|Type||Cookie or cracker|
|Place of origin||Eastern Europe|
|Main ingredients||Eggs, sugar|
Kichel (Yiddish: קיכל, plural kichlach קיכלעך, the diminutive of קוכן kukhn "cake") is a slightly sweet cracker or cookie in Jewish cuisine. Made from eggs, flour, and sugar, the dough is rolled out flat and cut into bow-tie shapes.
Commercially prepared kichel are dry, bow-tie shaped pastries sprinkled with sugar.They are traditionally served at the kiddush in synagogues after Shabbat services.

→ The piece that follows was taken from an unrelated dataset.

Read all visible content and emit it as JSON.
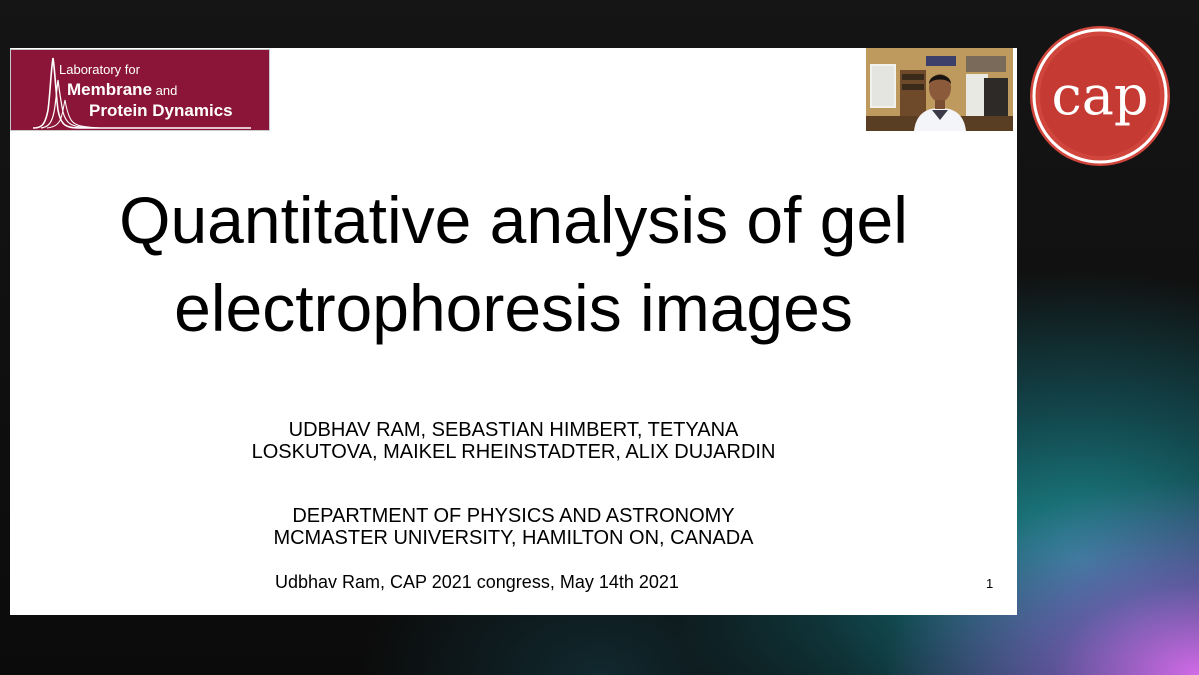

They are sometimes eaten with a savoury dip or topping. Jews in South Africa serve kichel with chopped herring. Due to their light, airy texture, the cookies are sometimes called "nothings." When prepared with matzah meal rather than flour, kichlach can be consumed during the Passover holiday.